WHAT YOU NEED TO DO:
In the entries below, find every line with "Assistant" and copy it.

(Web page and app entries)
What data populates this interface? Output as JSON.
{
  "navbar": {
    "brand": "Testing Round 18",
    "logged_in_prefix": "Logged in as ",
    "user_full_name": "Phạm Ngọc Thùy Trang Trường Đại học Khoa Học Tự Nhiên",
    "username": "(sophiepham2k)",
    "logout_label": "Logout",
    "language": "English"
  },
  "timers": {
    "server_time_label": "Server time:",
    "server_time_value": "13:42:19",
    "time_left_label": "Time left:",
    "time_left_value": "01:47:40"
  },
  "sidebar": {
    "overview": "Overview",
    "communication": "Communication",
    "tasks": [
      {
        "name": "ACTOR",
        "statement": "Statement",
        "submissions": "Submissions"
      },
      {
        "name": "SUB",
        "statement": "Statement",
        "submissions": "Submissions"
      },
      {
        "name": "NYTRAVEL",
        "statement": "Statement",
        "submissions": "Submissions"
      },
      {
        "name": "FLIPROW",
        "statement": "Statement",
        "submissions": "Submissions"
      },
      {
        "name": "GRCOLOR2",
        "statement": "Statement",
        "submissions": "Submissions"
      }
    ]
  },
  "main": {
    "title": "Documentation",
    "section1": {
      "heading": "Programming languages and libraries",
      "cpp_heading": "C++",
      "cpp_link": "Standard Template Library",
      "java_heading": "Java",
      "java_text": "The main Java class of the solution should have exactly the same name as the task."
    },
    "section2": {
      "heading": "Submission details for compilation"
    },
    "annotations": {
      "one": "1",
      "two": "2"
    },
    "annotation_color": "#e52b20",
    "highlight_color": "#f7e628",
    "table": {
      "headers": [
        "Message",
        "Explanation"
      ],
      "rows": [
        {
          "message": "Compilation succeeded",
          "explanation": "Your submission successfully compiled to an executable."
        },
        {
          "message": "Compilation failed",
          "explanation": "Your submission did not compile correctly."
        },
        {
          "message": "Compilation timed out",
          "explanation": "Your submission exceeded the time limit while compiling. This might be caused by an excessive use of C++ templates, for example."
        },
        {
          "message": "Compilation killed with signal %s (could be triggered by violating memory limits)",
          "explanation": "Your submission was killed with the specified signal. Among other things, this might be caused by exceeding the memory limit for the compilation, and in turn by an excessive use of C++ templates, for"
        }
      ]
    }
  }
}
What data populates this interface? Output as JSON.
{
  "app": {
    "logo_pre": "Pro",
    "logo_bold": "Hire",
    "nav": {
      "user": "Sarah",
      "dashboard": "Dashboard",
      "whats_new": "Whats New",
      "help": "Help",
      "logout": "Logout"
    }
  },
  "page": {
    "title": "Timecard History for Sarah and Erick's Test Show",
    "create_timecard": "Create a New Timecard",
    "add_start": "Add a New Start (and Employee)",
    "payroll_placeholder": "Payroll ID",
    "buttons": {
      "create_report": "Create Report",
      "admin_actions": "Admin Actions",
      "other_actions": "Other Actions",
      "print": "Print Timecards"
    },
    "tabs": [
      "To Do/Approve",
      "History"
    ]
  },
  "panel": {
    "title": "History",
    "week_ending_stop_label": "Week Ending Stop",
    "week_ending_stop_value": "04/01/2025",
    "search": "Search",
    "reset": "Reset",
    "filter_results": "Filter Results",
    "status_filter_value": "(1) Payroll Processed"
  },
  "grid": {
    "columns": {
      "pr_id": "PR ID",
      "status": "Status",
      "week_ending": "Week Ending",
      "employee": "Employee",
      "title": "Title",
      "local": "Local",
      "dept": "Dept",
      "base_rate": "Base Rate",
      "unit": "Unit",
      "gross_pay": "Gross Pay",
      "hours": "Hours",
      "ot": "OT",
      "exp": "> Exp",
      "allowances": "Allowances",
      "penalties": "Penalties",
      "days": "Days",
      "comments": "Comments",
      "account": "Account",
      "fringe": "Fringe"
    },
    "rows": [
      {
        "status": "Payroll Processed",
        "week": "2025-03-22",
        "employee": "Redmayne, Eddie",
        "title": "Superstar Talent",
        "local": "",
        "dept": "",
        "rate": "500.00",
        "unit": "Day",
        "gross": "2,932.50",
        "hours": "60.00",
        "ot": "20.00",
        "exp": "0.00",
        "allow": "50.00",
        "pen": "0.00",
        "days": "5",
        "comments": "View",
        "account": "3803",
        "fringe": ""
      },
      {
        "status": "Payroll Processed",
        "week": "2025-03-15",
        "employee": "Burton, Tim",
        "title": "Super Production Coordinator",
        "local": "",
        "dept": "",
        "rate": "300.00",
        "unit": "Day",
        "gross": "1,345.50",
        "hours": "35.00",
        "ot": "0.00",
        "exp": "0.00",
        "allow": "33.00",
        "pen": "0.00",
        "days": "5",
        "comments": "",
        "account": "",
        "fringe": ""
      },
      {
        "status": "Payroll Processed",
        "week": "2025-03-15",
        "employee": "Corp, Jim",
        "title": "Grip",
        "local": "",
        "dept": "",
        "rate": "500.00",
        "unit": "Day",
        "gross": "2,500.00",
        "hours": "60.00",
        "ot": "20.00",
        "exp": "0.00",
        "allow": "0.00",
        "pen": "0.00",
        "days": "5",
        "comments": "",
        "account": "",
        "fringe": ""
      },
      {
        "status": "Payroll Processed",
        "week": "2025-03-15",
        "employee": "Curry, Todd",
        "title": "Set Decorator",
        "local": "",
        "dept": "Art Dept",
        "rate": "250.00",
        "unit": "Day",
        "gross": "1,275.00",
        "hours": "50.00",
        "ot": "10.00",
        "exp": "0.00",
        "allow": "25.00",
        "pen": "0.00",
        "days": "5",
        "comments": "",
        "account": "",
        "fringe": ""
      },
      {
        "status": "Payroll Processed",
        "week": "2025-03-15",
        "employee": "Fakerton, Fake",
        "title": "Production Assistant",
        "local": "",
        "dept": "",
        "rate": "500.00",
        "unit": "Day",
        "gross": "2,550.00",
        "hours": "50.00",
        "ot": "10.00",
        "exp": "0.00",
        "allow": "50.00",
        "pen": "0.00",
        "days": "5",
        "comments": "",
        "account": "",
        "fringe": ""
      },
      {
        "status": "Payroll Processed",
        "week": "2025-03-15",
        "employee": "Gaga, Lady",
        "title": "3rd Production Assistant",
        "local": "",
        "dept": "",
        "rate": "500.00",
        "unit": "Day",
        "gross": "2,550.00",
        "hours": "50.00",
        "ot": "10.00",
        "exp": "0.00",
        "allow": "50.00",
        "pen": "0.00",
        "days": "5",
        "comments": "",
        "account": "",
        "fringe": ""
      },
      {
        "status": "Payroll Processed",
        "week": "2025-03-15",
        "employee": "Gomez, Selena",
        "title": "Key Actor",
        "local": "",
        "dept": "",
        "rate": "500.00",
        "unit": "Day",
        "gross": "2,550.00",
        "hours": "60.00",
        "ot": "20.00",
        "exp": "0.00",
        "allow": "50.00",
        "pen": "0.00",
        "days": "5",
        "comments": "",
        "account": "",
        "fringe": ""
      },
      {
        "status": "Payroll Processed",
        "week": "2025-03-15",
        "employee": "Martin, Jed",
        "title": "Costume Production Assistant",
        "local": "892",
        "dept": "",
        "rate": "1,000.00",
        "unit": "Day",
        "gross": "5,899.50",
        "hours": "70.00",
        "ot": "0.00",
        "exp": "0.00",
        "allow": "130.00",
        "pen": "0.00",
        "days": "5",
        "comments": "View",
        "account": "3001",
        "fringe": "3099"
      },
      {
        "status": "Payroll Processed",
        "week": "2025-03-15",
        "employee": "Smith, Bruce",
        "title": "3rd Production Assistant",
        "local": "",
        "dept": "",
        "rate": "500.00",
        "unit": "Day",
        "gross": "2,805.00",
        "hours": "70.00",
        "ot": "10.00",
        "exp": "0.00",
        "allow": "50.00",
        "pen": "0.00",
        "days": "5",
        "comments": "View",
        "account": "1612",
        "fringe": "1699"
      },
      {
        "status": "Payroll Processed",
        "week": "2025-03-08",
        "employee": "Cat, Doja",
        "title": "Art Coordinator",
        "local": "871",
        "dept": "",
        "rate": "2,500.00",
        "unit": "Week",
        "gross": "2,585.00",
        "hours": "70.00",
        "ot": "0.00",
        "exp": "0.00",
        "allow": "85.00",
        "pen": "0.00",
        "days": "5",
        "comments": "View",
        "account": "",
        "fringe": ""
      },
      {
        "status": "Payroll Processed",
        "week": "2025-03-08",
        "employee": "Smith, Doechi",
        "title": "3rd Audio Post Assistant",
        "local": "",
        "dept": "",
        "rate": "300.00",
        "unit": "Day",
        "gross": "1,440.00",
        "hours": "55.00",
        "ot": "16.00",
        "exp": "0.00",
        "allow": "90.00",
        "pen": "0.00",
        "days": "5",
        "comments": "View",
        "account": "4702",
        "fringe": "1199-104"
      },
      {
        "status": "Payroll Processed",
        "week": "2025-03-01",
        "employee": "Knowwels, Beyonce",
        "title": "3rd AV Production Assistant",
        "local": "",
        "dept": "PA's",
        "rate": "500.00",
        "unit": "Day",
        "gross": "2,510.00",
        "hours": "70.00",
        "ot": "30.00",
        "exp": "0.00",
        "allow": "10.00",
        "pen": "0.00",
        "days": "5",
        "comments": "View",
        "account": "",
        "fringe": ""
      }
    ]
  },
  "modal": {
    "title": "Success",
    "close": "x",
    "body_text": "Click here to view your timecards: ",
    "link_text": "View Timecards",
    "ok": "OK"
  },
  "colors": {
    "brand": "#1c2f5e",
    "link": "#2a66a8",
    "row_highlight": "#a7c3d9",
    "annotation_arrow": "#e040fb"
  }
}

RESPONSE AREA:
        "title": "Production Assistant",
        "title": "3rd Production Assistant",
        "title": "Costume Production Assistant",
        "title": "3rd Production Assistant",
        "title": "3rd Audio Post Assistant",
        "title": "3rd AV Production Assistant",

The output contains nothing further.